**Work request:** Note each line of the entries that includes "this". Then copy those lines.

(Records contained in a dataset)
▼

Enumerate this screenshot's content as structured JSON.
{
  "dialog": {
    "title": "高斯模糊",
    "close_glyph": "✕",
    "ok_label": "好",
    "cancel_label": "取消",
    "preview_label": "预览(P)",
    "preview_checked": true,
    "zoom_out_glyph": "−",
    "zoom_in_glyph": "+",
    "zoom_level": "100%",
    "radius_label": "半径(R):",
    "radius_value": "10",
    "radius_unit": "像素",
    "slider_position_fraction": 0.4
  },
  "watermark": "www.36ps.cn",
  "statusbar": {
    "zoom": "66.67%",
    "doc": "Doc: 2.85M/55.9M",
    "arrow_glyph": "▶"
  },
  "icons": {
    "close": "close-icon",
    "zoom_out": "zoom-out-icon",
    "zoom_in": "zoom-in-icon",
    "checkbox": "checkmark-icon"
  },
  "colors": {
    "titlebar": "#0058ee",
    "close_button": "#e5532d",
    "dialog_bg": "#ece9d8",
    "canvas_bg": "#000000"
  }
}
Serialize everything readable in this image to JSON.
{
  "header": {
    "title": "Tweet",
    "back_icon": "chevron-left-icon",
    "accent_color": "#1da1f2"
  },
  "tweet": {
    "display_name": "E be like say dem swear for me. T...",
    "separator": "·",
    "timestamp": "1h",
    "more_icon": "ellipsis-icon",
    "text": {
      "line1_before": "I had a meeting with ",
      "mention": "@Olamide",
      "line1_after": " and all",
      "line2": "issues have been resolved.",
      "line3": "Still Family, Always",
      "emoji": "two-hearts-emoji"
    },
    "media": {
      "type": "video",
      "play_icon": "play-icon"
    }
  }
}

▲

**Exercise solution:**
Enumerate this screenshot's content as structured JSON.
Serialize everything readable in this image to JSON.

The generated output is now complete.